24 Dec Common Myths About Writing for Children
There are common myths and misconceptions about writing for children and about children’s books. We address some in our workbook, Write a Marketable Children’s Book. Shirley Raye compiled a list, and we’ll post one a day this week.
Writing for kids is easy—there are so few words. When writing for young children, the text is sparse—that’s true. But every word must count. Say good-bye to utility words, flowery adjectives, adverbs and complex sentence structure. And be prepared to substitute two-syllable words for longer ones, which might not be “grade level appropriate.” Expressing an idea in just a few words and with a lower level of vocabulary requires skill.
Talking animal stories are always popular. Not so. Some editors loathe anthropomorphism and say so in their submission guidelines. Before you write that tale about singing peaches or piglets, do your market research to find an interested editor and publishing house.
Rhyming books are always popular. Again, not so. Because there are too many beginners unaware of meter, scansion, true rhyme and the Bell curve of reading comprehension, many editors and agents will not read rhyming manuscripts at all.
It’s easy to break in with kids’ books. Not really, particularly in the picture book market. Shirley Raye has written a number of romance novels. These were easier to sell than any of my children’s books—and the editors were less persnickety.
Kids’ books have no plot. The story plot may be simpler, but it’s there. If you can’t identify it, then you’re not ready to write for kids or the editors that buy stories for them. Even nonfiction books have story arcs. Jennifer and I address both at length in our workbook. Remember, a story plot has character + action+ conflict + climax + resolution. You should be able to state simply when asked: This is a story about Lisa Lou, who wants more than anything to_______ but she can’t because________.

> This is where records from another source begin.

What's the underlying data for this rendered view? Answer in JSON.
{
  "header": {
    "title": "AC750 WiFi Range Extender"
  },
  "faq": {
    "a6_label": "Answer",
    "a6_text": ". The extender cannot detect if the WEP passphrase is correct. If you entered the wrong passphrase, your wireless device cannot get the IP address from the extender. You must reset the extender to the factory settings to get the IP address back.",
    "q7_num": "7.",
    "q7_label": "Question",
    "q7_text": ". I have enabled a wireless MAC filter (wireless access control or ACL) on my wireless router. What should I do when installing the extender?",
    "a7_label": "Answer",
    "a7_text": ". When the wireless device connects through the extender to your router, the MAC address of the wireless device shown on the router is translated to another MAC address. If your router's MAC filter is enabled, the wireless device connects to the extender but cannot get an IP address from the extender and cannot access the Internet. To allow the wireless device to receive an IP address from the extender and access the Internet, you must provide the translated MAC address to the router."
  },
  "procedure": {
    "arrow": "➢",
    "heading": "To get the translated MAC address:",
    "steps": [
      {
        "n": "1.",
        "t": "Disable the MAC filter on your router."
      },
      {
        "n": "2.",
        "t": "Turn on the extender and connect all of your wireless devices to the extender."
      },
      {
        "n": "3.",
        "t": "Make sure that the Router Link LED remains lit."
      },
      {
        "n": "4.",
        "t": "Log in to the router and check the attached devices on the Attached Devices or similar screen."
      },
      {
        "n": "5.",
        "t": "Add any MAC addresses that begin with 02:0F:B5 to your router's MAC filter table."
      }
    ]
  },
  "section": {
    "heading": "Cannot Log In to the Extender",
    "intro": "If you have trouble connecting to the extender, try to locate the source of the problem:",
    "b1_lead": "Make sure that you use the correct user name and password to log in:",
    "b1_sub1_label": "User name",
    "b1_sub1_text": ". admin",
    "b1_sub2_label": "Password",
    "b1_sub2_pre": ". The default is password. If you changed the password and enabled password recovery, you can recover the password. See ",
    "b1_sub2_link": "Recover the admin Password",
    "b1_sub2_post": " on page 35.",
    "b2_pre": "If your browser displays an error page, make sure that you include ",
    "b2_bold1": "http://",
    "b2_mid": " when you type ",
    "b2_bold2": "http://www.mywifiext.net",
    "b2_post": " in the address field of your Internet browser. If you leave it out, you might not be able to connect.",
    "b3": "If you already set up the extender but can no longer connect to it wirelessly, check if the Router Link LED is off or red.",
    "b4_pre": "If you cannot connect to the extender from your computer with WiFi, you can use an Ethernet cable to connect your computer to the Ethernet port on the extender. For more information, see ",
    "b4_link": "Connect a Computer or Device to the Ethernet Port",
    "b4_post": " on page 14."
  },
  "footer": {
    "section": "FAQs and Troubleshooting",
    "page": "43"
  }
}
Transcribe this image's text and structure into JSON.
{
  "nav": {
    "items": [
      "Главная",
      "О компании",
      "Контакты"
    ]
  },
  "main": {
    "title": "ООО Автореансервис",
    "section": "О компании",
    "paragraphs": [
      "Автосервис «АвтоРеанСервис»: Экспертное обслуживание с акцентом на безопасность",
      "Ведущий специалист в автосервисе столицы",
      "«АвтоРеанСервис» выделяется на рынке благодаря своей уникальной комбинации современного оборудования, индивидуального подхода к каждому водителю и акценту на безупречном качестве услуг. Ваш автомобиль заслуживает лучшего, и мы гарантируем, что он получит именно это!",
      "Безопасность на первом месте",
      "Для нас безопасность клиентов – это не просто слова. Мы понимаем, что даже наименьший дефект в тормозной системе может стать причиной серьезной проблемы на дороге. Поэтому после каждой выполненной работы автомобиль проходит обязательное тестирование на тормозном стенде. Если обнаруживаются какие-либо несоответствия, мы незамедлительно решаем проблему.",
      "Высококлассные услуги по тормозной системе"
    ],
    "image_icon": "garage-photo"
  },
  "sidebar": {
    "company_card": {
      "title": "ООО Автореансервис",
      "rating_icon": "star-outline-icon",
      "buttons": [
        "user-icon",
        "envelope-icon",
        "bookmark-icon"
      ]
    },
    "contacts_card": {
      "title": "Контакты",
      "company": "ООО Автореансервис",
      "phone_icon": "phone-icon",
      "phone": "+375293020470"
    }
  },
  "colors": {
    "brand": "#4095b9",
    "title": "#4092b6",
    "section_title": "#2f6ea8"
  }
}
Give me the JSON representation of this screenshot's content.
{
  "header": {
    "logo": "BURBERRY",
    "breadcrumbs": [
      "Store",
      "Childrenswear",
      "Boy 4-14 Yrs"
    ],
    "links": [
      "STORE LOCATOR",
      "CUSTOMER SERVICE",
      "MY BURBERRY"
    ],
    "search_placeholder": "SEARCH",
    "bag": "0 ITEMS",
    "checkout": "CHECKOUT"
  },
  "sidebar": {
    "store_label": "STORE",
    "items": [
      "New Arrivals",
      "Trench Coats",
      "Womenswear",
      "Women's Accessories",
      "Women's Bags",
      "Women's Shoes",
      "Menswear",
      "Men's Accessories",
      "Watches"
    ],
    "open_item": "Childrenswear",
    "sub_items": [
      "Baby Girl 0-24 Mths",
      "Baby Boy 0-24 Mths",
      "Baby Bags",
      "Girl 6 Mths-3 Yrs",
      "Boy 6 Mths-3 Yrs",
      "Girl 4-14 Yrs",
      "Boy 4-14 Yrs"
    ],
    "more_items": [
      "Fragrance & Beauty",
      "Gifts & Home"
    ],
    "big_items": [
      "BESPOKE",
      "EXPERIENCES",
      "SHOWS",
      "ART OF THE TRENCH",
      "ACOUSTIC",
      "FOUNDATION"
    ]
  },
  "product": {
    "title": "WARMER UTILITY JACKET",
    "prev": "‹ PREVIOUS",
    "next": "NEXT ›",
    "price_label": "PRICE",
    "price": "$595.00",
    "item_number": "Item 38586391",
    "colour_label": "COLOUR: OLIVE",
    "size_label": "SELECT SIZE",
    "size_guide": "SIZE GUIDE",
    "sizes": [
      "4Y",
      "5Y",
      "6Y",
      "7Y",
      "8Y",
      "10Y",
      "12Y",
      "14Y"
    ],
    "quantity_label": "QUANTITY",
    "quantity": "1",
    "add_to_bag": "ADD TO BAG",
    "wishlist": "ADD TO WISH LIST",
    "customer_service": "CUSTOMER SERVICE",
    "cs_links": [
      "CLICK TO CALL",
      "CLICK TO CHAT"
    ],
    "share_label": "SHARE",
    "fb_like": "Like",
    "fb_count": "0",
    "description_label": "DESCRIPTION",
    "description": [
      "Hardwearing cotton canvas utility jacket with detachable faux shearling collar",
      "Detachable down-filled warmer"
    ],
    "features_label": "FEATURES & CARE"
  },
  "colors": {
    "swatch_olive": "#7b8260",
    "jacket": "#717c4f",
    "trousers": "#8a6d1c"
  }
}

Kids books should teach a lesson. Really? As a child, I wanted to lose myself in a good story. Books with lessons were called textbooks. I don’t recall being fond of any of them. Recently, there’s been a rash of aspiring children’s book writers who have confided to me that they want to write books denouncing bullies. Their stories are dull and preachy and just like every other “lesson” on bullying. Kids want to be entertained. They want to lose themselves in another time, another place, like Narnia, Redwall, Hogwarts. If you can weave a lesson throughout the narrative, that’s great. After all, there are bullies in the Harry Potter novels, but the author didn’t bore her readers with a lesson on the subject.
Anyone can come up with a good idea for a kid’s book, and if your kids or grandchildren love your stories, an editor will. Not necessarily. When you read to children your close to, the emotional factor and time with you make the reading special. But to sell your story, the key word is marketable. You must learn what make a kids’ book marketable and makes it a story that children want to hear over and over. You must research and study what’s been successful on the market and make your story fill a market niche while it tells an appealing story.